Dataset Start Marker

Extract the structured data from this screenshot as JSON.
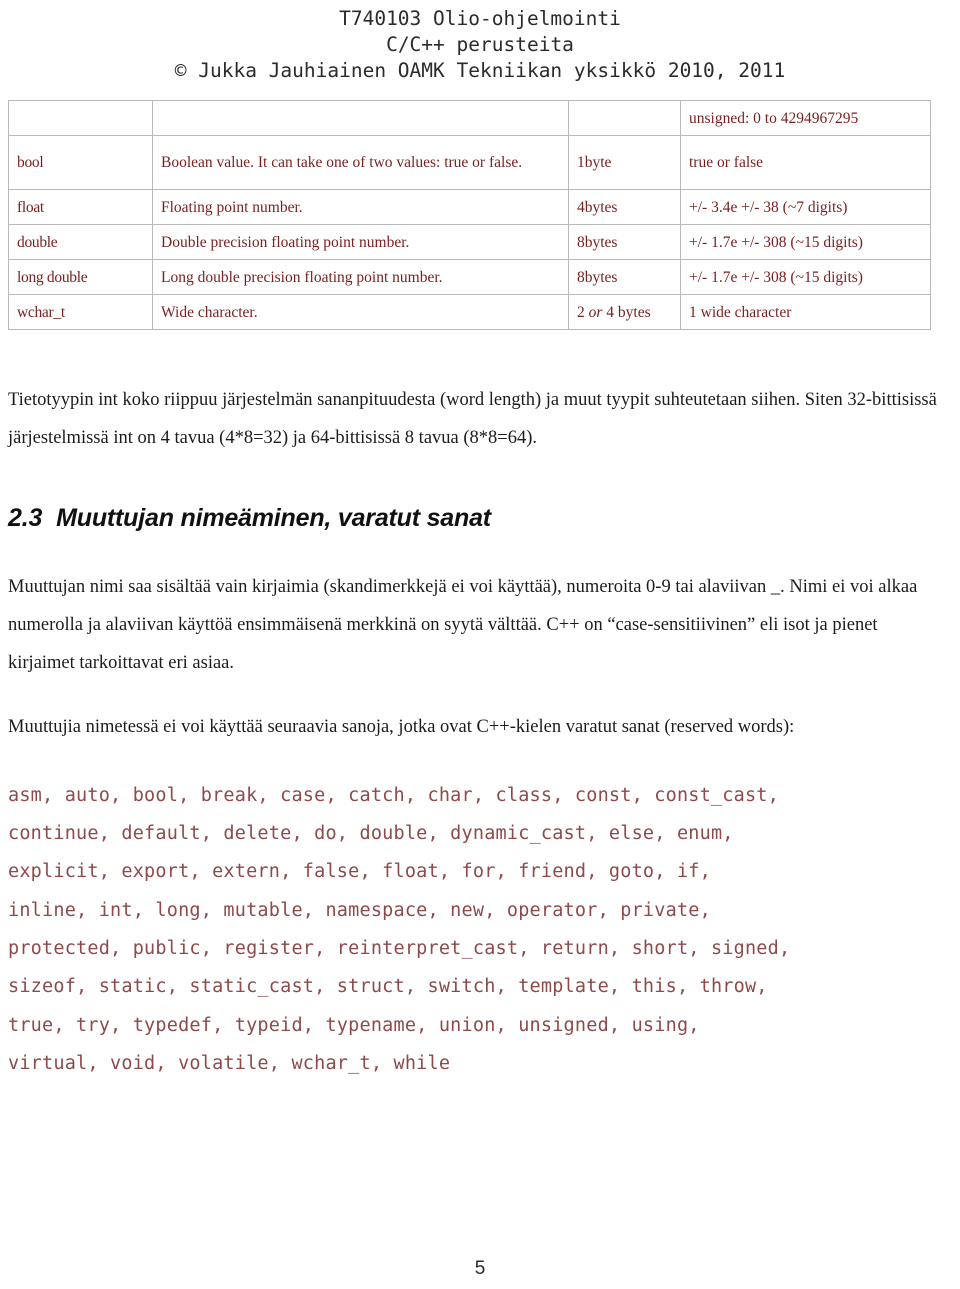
{
  "header": {
    "line1": "T740103 Olio-ohjelmointi",
    "line2": "C/C++ perusteita",
    "line3": "© Jukka Jauhiainen OAMK Tekniikan yksikkö 2010, 2011"
  },
  "table": {
    "continued_row": {
      "type": "",
      "description": "",
      "size": "",
      "range": "unsigned: 0 to 4294967295"
    },
    "rows": [
      {
        "type": "bool",
        "description": "Boolean value. It can take one of two values: true or false.",
        "size": "1byte",
        "range_true": "true",
        "range_sep": "or",
        "range_false": "false"
      },
      {
        "type": "float",
        "description": "Floating point number.",
        "size": "4bytes",
        "range": "+/- 3.4e +/- 38 (~7 digits)"
      },
      {
        "type": "double",
        "description": "Double precision floating point number.",
        "size": "8bytes",
        "range": "+/- 1.7e +/- 308 (~15 digits)"
      },
      {
        "type": "long double",
        "description": "Long double precision floating point number.",
        "size": "8bytes",
        "range": "+/- 1.7e +/- 308 (~15 digits)"
      },
      {
        "type": "wchar_t",
        "description": "Wide character.",
        "size_pre": "2 ",
        "size_or": "or",
        "size_post": " 4 bytes",
        "range": "1 wide character"
      }
    ]
  },
  "body": {
    "intro_paragraph": "Tietotyypin int koko riippuu järjestelmän sananpituudesta (word length) ja muut tyypit suhteutetaan siihen. Siten 32-bittisissä järjestelmissä int on 4 tavua  (4*8=32) ja 64-bittisissä 8 tavua (8*8=64).",
    "section_number": "2.3",
    "section_title": "Muuttujan nimeäminen, varatut sanat",
    "naming_paragraph": "Muuttujan nimi saa sisältää vain kirjaimia (skandimerkkejä ei voi käyttää), numeroita 0-9 tai alaviivan _. Nimi ei voi alkaa numerolla ja alaviivan käyttöä ensimmäisenä merkkinä on syytä välttää. C++ on “case-sensitiivinen” eli isot ja pienet kirjaimet tarkoittavat eri asiaa.",
    "reserved_paragraph": "Muuttujia nimetessä ei voi käyttää seuraavia sanoja, jotka ovat C++-kielen varatut sanat (reserved words):"
  },
  "keywords": {
    "lines": [
      "asm, auto, bool, break, case, catch, char, class, const, const_cast,",
      "continue, default, delete, do, double, dynamic_cast, else, enum,",
      "explicit, export, extern, false, float, for, friend, goto, if,",
      "inline, int, long, mutable, namespace, new, operator, private,",
      "protected, public, register, reinterpret_cast, return, short, signed,",
      "sizeof, static, static_cast, struct, switch, template, this, throw,",
      "true, try, typedef, typeid, typename, union, unsigned, using,",
      "virtual, void, volatile, wchar_t, while"
    ]
  },
  "footer": {
    "page_number": "5"
  },
  "colors": {
    "table_text": "#7a1f1f",
    "code_text": "#8a2d2d",
    "keyword_text": "#8e4a4a",
    "border": "#b9b9b9",
    "body_text": "#1c1c1c"
  }
}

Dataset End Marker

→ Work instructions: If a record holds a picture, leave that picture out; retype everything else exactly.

→ Answer for the task:
Extract the structured data from this screenshot as JSON.
{
  "header": {
    "line1": "T740103 Olio-ohjelmointi",
    "line2": "C/C++ perusteita",
    "line3": "© Jukka Jauhiainen OAMK Tekniikan yksikkö 2010, 2011"
  },
  "table": {
    "continued_row": {
      "type": "",
      "description": "",
      "size": "",
      "range": "unsigned: 0 to 4294967295"
    },
    "rows": [
      {
        "type": "bool",
        "description": "Boolean value. It can take one of two values: true or false.",
        "size": "1byte",
        "range_true": "true",
        "range_sep": "or",
        "range_false": "false"
      },
      {
        "type": "float",
        "description": "Floating point number.",
        "size": "4bytes",
        "range": "+/- 3.4e +/- 38 (~7 digits)"
      },
      {
        "type": "double",
        "description": "Double precision floating point number.",
        "size": "8bytes",
        "range": "+/- 1.7e +/- 308 (~15 digits)"
      },
      {
        "type": "long double",
        "description": "Long double precision floating point number.",
        "size": "8bytes",
        "range": "+/- 1.7e +/- 308 (~15 digits)"
      },
      {
        "type": "wchar_t",
        "description": "Wide character.",
        "size_pre": "2 ",
        "size_or": "or",
        "size_post": " 4 bytes",
        "range": "1 wide character"
      }
    ]
  },
  "body": {
    "intro_paragraph": "Tietotyypin int koko riippuu järjestelmän sananpituudesta (word length) ja muut tyypit suhteutetaan siihen. Siten 32-bittisissä järjestelmissä int on 4 tavua  (4*8=32) ja 64-bittisissä 8 tavua (8*8=64).",
    "section_number": "2.3",
    "section_title": "Muuttujan nimeäminen, varatut sanat",
    "naming_paragraph": "Muuttujan nimi saa sisältää vain kirjaimia (skandimerkkejä ei voi käyttää), numeroita 0-9 tai alaviivan _. Nimi ei voi alkaa numerolla ja alaviivan käyttöä ensimmäisenä merkkinä on syytä välttää. C++ on “case-sensitiivinen” eli isot ja pienet kirjaimet tarkoittavat eri asiaa.",
    "reserved_paragraph": "Muuttujia nimetessä ei voi käyttää seuraavia sanoja, jotka ovat C++-kielen varatut sanat (reserved words):"
  },
  "keywords": {
    "lines": [
      "asm, auto, bool, break, case, catch, char, class, const, const_cast,",
      "continue, default, delete, do, double, dynamic_cast, else, enum,",
      "explicit, export, extern, false, float, for, friend, goto, if,",
      "inline, int, long, mutable, namespace, new, operator, private,",
      "protected, public, register, reinterpret_cast, return, short, signed,",
      "sizeof, static, static_cast, struct, switch, template, this, throw,",
      "true, try, typedef, typeid, typename, union, unsigned, using,",
      "virtual, void, volatile, wchar_t, while"
    ]
  },
  "footer": {
    "page_number": "5"
  },
  "colors": {
    "table_text": "#7a1f1f",
    "code_text": "#8a2d2d",
    "keyword_text": "#8e4a4a",
    "border": "#b9b9b9",
    "body_text": "#1c1c1c"
  }
}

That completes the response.